Record extracts:
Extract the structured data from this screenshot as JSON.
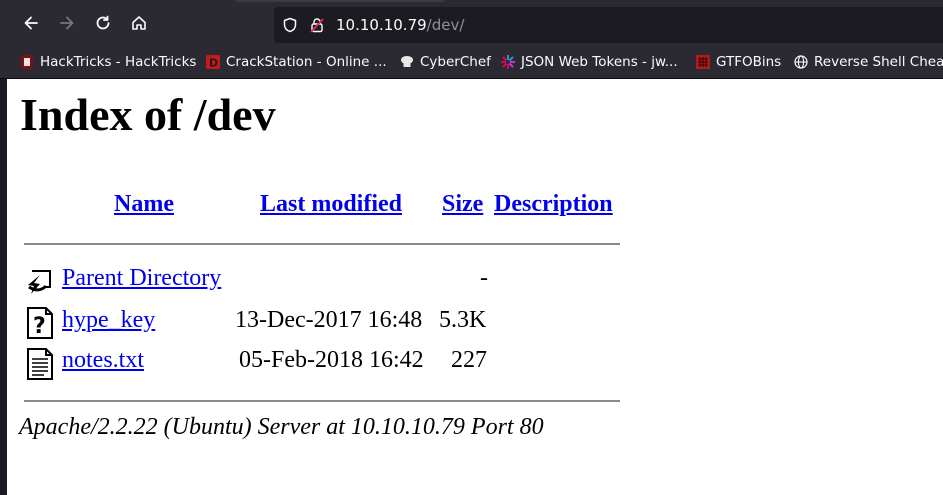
{
  "browser": {
    "url_host": "10.10.10.79",
    "url_path": "/dev/"
  },
  "bookmarks": [
    {
      "label": "HackTricks - HackTricks",
      "icon": "hacktricks-icon"
    },
    {
      "label": "CrackStation - Online ...",
      "icon": "crackstation-icon"
    },
    {
      "label": "CyberChef",
      "icon": "cyberchef-icon"
    },
    {
      "label": "JSON Web Tokens - jw...",
      "icon": "jwt-icon"
    },
    {
      "label": "GTFOBins",
      "icon": "gtfobins-icon"
    },
    {
      "label": "Reverse Shell Cheat",
      "icon": "globe-icon"
    }
  ],
  "page": {
    "title": "Index of /dev",
    "columns": {
      "name": "Name",
      "last_modified": "Last modified",
      "size": "Size",
      "description": "Description"
    },
    "rows": [
      {
        "name": "Parent Directory",
        "modified": "",
        "size": "-",
        "icon": "back-folder-icon"
      },
      {
        "name": "hype_key",
        "modified": "13-Dec-2017 16:48",
        "size": "5.3K",
        "icon": "unknown-file-icon"
      },
      {
        "name": "notes.txt",
        "modified": "05-Feb-2018 16:42",
        "size": "227",
        "icon": "text-file-icon"
      }
    ],
    "footer": "Apache/2.2.22 (Ubuntu) Server at 10.10.10.79 Port 80"
  }
}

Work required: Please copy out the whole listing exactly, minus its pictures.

Task output:
Extract the structured data from this screenshot as JSON.
{
  "browser": {
    "url_host": "10.10.10.79",
    "url_path": "/dev/"
  },
  "bookmarks": [
    {
      "label": "HackTricks - HackTricks",
      "icon": "hacktricks-icon"
    },
    {
      "label": "CrackStation - Online ...",
      "icon": "crackstation-icon"
    },
    {
      "label": "CyberChef",
      "icon": "cyberchef-icon"
    },
    {
      "label": "JSON Web Tokens - jw...",
      "icon": "jwt-icon"
    },
    {
      "label": "GTFOBins",
      "icon": "gtfobins-icon"
    },
    {
      "label": "Reverse Shell Cheat",
      "icon": "globe-icon"
    }
  ],
  "page": {
    "title": "Index of /dev",
    "columns": {
      "name": "Name",
      "last_modified": "Last modified",
      "size": "Size",
      "description": "Description"
    },
    "rows": [
      {
        "name": "Parent Directory",
        "modified": "",
        "size": "-",
        "icon": "back-folder-icon"
      },
      {
        "name": "hype_key",
        "modified": "13-Dec-2017 16:48",
        "size": "5.3K",
        "icon": "unknown-file-icon"
      },
      {
        "name": "notes.txt",
        "modified": "05-Feb-2018 16:42",
        "size": "227",
        "icon": "text-file-icon"
      }
    ],
    "footer": "Apache/2.2.22 (Ubuntu) Server at 10.10.10.79 Port 80"
  }
}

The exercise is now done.